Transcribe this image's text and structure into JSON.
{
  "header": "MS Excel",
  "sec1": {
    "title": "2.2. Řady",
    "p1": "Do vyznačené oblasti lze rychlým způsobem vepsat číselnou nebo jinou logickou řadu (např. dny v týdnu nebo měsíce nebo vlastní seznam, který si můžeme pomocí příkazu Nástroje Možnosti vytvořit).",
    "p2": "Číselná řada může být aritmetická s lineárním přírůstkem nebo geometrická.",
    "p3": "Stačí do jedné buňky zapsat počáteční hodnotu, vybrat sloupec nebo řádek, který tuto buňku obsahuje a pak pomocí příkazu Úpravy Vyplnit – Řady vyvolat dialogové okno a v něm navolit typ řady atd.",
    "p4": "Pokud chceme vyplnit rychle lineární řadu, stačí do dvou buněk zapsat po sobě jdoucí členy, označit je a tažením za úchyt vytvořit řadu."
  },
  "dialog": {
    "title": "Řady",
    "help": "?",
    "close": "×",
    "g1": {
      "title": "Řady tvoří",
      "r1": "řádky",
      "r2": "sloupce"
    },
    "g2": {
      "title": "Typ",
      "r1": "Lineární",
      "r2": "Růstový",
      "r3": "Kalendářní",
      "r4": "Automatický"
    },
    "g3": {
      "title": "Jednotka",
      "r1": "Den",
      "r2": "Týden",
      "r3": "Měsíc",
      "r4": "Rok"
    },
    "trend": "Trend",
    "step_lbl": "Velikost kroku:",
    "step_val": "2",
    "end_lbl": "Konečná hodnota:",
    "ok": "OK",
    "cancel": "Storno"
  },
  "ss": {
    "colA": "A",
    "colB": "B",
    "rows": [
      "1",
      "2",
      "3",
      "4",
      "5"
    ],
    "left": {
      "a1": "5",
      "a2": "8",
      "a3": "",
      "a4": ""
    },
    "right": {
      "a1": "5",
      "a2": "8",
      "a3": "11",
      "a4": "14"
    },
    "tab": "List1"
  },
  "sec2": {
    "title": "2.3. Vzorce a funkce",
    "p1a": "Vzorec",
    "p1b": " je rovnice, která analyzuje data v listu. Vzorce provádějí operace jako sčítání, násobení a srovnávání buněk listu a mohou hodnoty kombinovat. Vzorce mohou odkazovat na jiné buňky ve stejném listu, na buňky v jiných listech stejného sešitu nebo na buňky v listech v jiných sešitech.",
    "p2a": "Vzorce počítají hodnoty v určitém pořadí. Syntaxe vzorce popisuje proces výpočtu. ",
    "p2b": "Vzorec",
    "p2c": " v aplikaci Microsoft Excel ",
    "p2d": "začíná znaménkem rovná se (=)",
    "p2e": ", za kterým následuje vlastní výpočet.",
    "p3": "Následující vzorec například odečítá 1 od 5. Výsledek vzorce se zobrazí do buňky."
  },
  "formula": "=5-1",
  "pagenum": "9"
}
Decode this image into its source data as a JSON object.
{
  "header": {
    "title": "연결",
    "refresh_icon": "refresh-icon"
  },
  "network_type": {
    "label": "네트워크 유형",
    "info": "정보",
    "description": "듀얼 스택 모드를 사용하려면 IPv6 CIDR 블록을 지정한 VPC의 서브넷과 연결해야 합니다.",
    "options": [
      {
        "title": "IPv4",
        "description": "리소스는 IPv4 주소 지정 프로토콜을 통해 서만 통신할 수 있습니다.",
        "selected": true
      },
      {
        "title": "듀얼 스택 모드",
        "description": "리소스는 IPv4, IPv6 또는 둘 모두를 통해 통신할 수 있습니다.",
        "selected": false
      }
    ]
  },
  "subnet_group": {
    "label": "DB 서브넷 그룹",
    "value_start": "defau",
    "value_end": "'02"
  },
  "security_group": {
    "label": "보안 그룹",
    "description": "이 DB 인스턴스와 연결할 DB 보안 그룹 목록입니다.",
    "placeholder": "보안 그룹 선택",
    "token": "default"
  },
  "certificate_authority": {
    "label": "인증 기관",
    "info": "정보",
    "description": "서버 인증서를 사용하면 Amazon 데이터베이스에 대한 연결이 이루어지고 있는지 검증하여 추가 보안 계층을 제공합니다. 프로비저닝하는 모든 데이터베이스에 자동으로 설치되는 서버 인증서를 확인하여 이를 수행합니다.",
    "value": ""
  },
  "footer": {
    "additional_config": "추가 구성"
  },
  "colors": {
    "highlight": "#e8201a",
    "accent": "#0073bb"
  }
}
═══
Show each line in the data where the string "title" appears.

    "title": "2.2. Řady",
    "title": "Řady",
      "title": "Řady tvoří",
      "title": "Typ",
      "title": "Jednotka",
    "title": "2.3. Vzorce a funkce",
    "title": "연결",
        "title": "IPv4",
        "title": "듀얼 스택 모드",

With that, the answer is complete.